Back in May, in the middle of lockdown, Finance Minister Nirmala Sitharaman announced an economic package that contained so many zeroes that it became a tad difficult to figure out what exactly did she mean by Rs. 20 lakh crore. But this time, before the 'Budget day' repeats the digits and numbers, it's time to take stock of the situation as to how the nation's economy fared during the year.

budget session

Economic Survey vis-a-vis Budget

But first, what exactly do they mean by Economic Survey? Economic Survey is closely tied to the budget, in not just being presented a day before the budget but it helps in providing a better understanding of the Union Budget. Economic Survey analyses the overall performance of the nation's economy during the year. The Economic Survey 2020-21 was presented today, a little earlier than usual because this year the budget presentation takes place after the weekend.

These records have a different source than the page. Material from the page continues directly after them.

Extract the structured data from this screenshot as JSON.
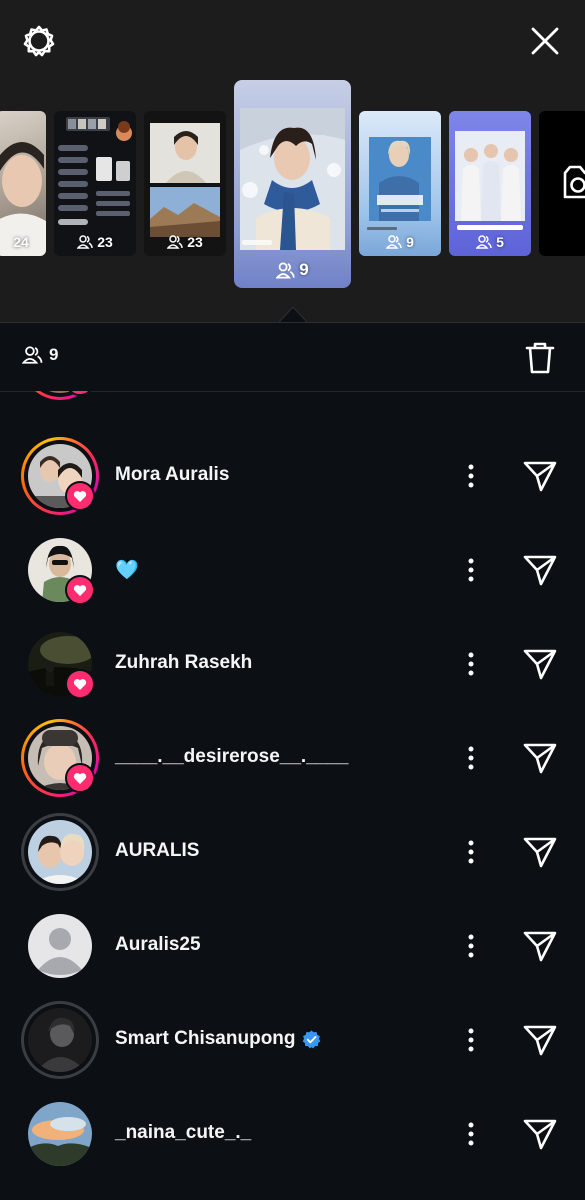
{
  "header": {
    "settings_icon": "gear-icon",
    "close_icon": "close-icon"
  },
  "stories": [
    {
      "count": "24"
    },
    {
      "count": "23"
    },
    {
      "count": "23"
    },
    {
      "count": "9",
      "selected": true
    },
    {
      "count": "9"
    },
    {
      "count": "5"
    },
    {
      "icon": "camera-icon"
    }
  ],
  "viewer_bar": {
    "count": "9",
    "delete_icon": "trash-icon"
  },
  "viewers": [
    {
      "name": "Mora Auralis",
      "ring": "story",
      "liked": true
    },
    {
      "name": "🩵",
      "ring": "none",
      "liked": true
    },
    {
      "name": "Zuhrah Rasekh",
      "ring": "none",
      "liked": true
    },
    {
      "name": "____.__desirerose__.____",
      "ring": "story",
      "liked": true
    },
    {
      "name": "AURALIS",
      "ring": "seen",
      "liked": false
    },
    {
      "name": "Auralis25",
      "ring": "none",
      "liked": false
    },
    {
      "name": "Smart Chisanupong",
      "ring": "seen",
      "liked": false,
      "verified": true
    },
    {
      "name": "_naina_cute_._",
      "ring": "none",
      "liked": false
    }
  ],
  "colors": {
    "like_badge": "#ff2d6f",
    "verified": "#3897f0",
    "background": "#0c0f14",
    "top_background": "#1c1c1c"
  }
}
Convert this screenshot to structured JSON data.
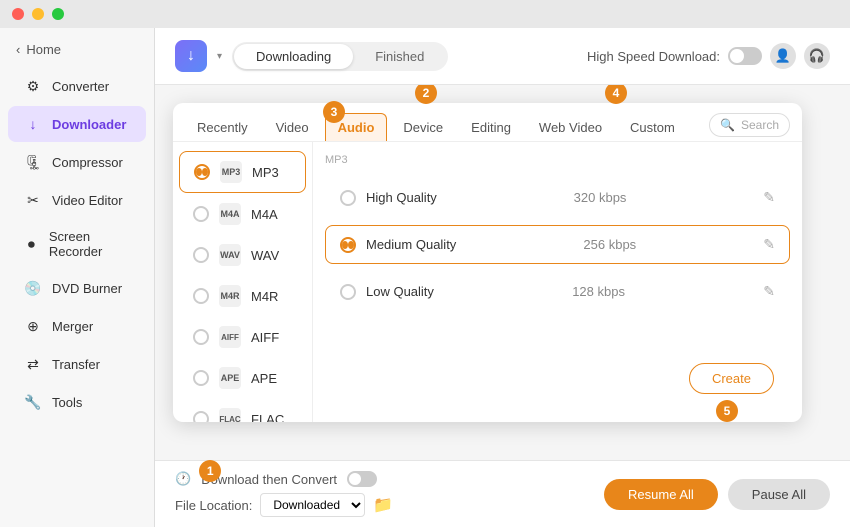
{
  "titleBar": {
    "trafficLights": [
      "close",
      "minimize",
      "maximize"
    ]
  },
  "topBar": {
    "appIconSymbol": "↓",
    "tabs": [
      {
        "label": "Downloading",
        "active": true
      },
      {
        "label": "Finished",
        "active": false
      }
    ],
    "highSpeedDownload": "High Speed Download:",
    "userIconSymbol": "👤",
    "supportIconSymbol": "🎧"
  },
  "sidebar": {
    "homeLabel": "Home",
    "items": [
      {
        "id": "converter",
        "label": "Converter",
        "icon": "⚙"
      },
      {
        "id": "downloader",
        "label": "Downloader",
        "icon": "↓",
        "active": true
      },
      {
        "id": "compressor",
        "label": "Compressor",
        "icon": "🗜"
      },
      {
        "id": "video-editor",
        "label": "Video Editor",
        "icon": "✂"
      },
      {
        "id": "screen-recorder",
        "label": "Screen Recorder",
        "icon": "⏺"
      },
      {
        "id": "dvd-burner",
        "label": "DVD Burner",
        "icon": "💿"
      },
      {
        "id": "merger",
        "label": "Merger",
        "icon": "⊕"
      },
      {
        "id": "transfer",
        "label": "Transfer",
        "icon": "⇄"
      },
      {
        "id": "tools",
        "label": "Tools",
        "icon": "🔧"
      }
    ]
  },
  "dropdown": {
    "formatTabs": [
      {
        "label": "Recently",
        "active": false
      },
      {
        "label": "Video",
        "active": false
      },
      {
        "label": "Audio",
        "active": true
      },
      {
        "label": "Device",
        "active": false
      },
      {
        "label": "Editing",
        "active": false
      },
      {
        "label": "Web Video",
        "active": false
      },
      {
        "label": "Custom",
        "active": false
      }
    ],
    "searchPlaceholder": "Search",
    "formatList": [
      {
        "id": "mp3",
        "label": "MP3",
        "iconText": "MP3",
        "selected": true
      },
      {
        "id": "m4a",
        "label": "M4A",
        "iconText": "M4A",
        "selected": false
      },
      {
        "id": "wav",
        "label": "WAV",
        "iconText": "WAV",
        "selected": false
      },
      {
        "id": "m4r",
        "label": "M4R",
        "iconText": "M4R",
        "selected": false
      },
      {
        "id": "aiff",
        "label": "AIFF",
        "iconText": "AIF",
        "selected": false
      },
      {
        "id": "ape",
        "label": "APE",
        "iconText": "APE",
        "selected": false
      },
      {
        "id": "flac",
        "label": "FLAC",
        "iconText": "FLA",
        "selected": false
      }
    ],
    "selectedFormatLabel": "MP3",
    "qualityList": [
      {
        "id": "high",
        "label": "High Quality",
        "kbps": "320 kbps",
        "selected": false
      },
      {
        "id": "medium",
        "label": "Medium Quality",
        "kbps": "256 kbps",
        "selected": true
      },
      {
        "id": "low",
        "label": "Low Quality",
        "kbps": "128 kbps",
        "selected": false
      }
    ],
    "createButtonLabel": "Create"
  },
  "bottomBar": {
    "downloadConvertLabel": "Download then Convert",
    "fileLocationLabel": "File Location:",
    "fileLocationValue": "Downloaded",
    "resumeAllLabel": "Resume All",
    "pauseAllLabel": "Pause All"
  },
  "badges": {
    "b1": "1",
    "b2": "2",
    "b3": "3",
    "b4": "4",
    "b5": "5"
  }
}
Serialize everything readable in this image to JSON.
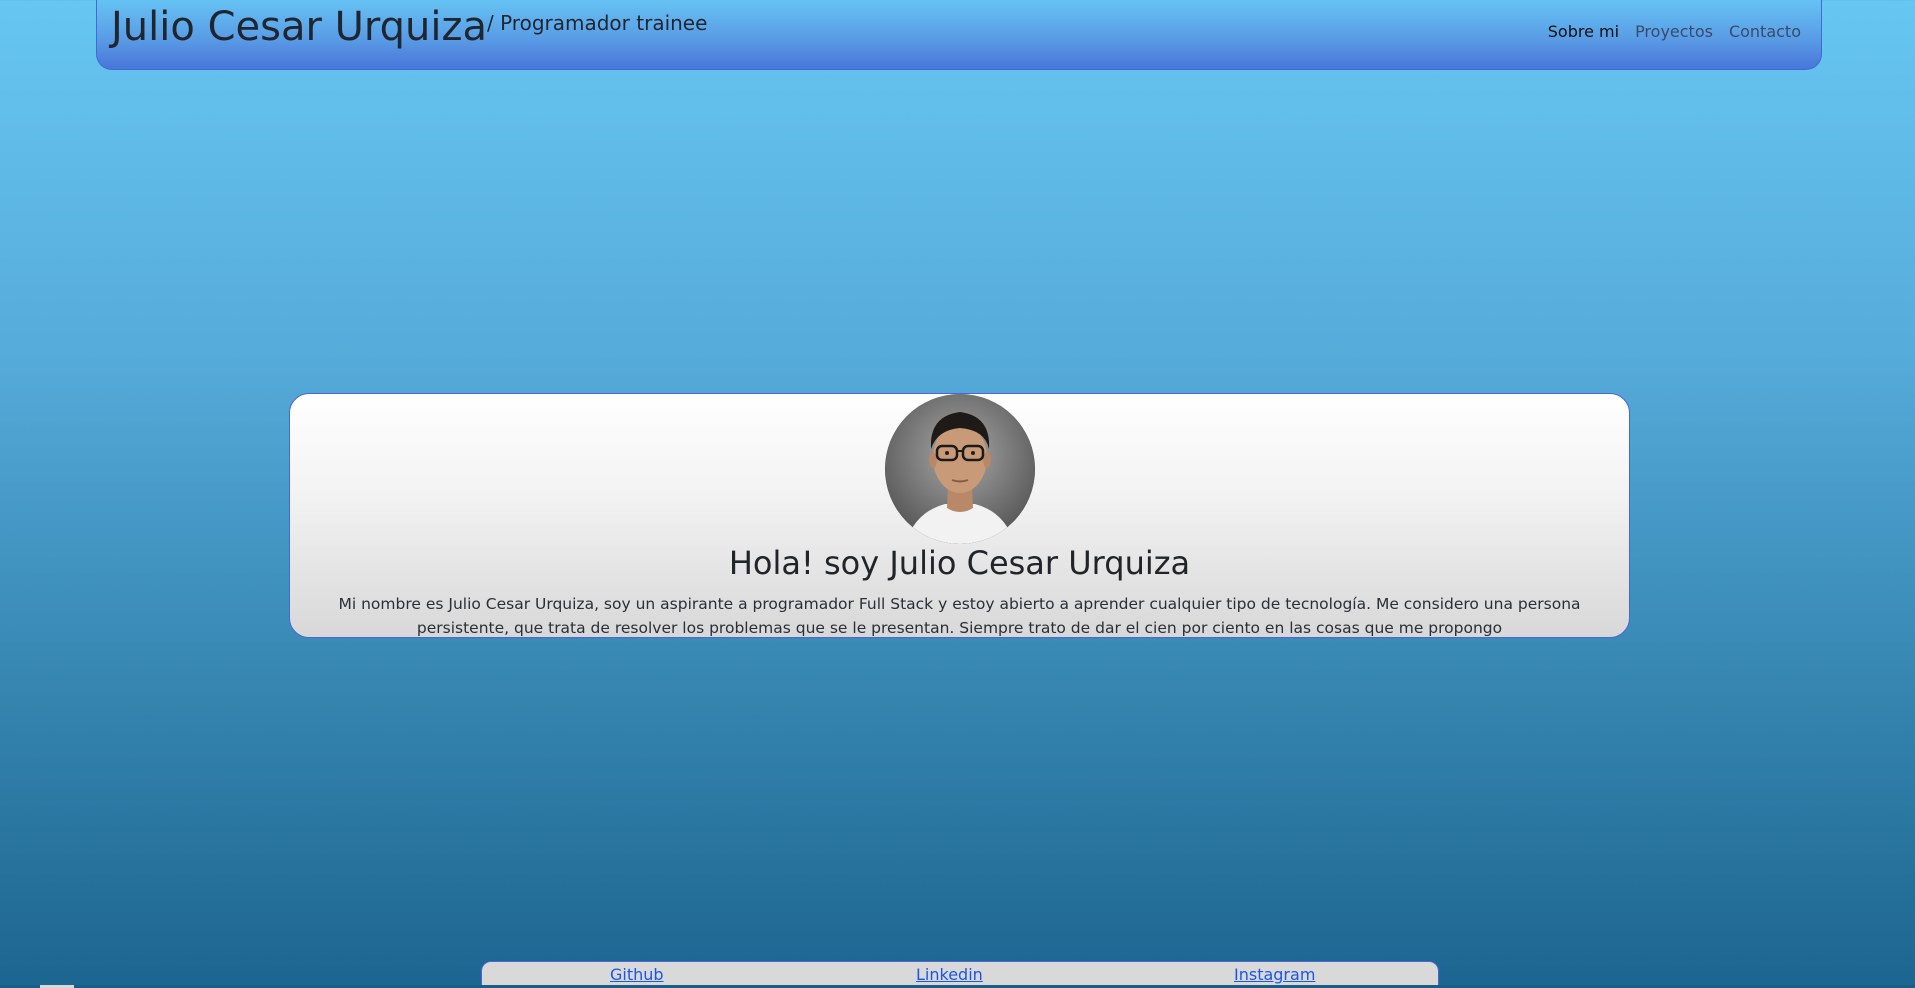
{
  "header": {
    "name": "Julio Cesar Urquiza",
    "role": "/ Programador trainee",
    "nav": [
      {
        "label": "Sobre mi",
        "active": true
      },
      {
        "label": "Proyectos",
        "active": false
      },
      {
        "label": "Contacto",
        "active": false
      }
    ]
  },
  "hero": {
    "title": "Hola! soy Julio Cesar Urquiza",
    "description": "Mi nombre es Julio Cesar Urquiza, soy un aspirante a programador Full Stack y estoy abierto a aprender cualquier tipo de tecnología. Me considero una persona persistente, que trata de resolver los problemas que se le presentan. Siempre trato de dar el cien por ciento en las cosas que me propongo",
    "avatar_icon": "profile-photo"
  },
  "footer": {
    "links": [
      "Github",
      "Linkedin",
      "Instagram"
    ]
  },
  "colors": {
    "accent_border": "#4a66d8",
    "link": "#1a56e8"
  }
}
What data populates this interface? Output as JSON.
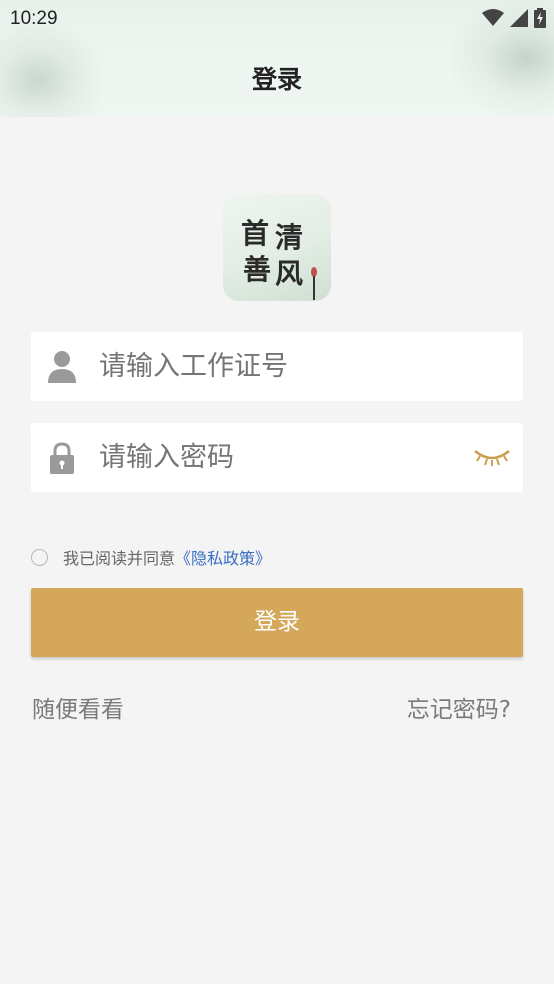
{
  "status_bar": {
    "time": "10:29",
    "icons": [
      "wifi-icon",
      "signal-icon",
      "battery-charging-icon"
    ]
  },
  "header": {
    "title": "登录"
  },
  "logo": {
    "characters": [
      "首",
      "清",
      "善",
      "风"
    ]
  },
  "form": {
    "username": {
      "icon": "user-icon",
      "placeholder": "请输入工作证号",
      "value": ""
    },
    "password": {
      "icon": "lock-icon",
      "placeholder": "请输入密码",
      "value": "",
      "visibility_icon": "eye-closed-icon"
    }
  },
  "agreement": {
    "checked": false,
    "text": "我已阅读并同意",
    "link": "《隐私政策》"
  },
  "login_button": {
    "label": "登录"
  },
  "links": {
    "browse": "随便看看",
    "forgot_password": "忘记密码?"
  },
  "colors": {
    "accent": "#d4a75a",
    "link": "#3a6fc4",
    "background": "#f4f4f4",
    "icon_gray": "#9a9a9a",
    "eye_icon": "#c9a04a"
  }
}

Nirmala Sitharaman Migrant Crisis
Union Finance Minister Nirmala SitharamanTwitter/ANI

Since 1950-51

The Economic Survey is presented in the budget session of the Parliament but after the President is done with his address to the joint sitting of both the houses. In his address, the President usually focuses on outlining the government's agenda, achievements, challenges, and the plan for the coming year. This year, with India' economy and as is the case with all the other nations' economies, the growth and development have been severely affected by the coronavirus pandemic. It must be noted that India's first ever Economic Survey was presented in the financial year 1950-51 and this year's Economic Survey has been made paperless.

Precursor to Budget

Prepared by the Economics Division of the Department of Economic Affairs (DEA) under the guidance of the Chief Economic Advisor (CEA) Krishnamurthy Subramanian, the Economic Survey was tabled on Friday, followed by two-day delay for the Budget presentation. Usually, the Budget is tabled a day after the presentation of the Economic Survey but this year, the Union Budget will be presented on Monday. February 1.

One survey, two parts

The survey serves as a highlighter about future policy moves by the government. The survey is generally divided into two sections for convenience and clarity. While part one deals with details of the economic challenges that the country is facing and measures to deal with them, the second part comprises the review of the year gone by. Essentially, the survey lays the groundwork for the presentation of Budget.

Economic Survey 2020-21

The survey is perceived as a prequel to Budget as it also analyses trends in money supply, agricultural and industrial production, infrastructure, prices, employment, exports and imports, foreign exchange reserves as well as other relevant economic factors.

The Indian economy has technically been in recession in the past year as there has been a negative growth. There has been a contraction in the Gross Domestic Product for the last two consecutive quarters. The current financial year is expected to close with a net contraction in GDP by about 7 per cent.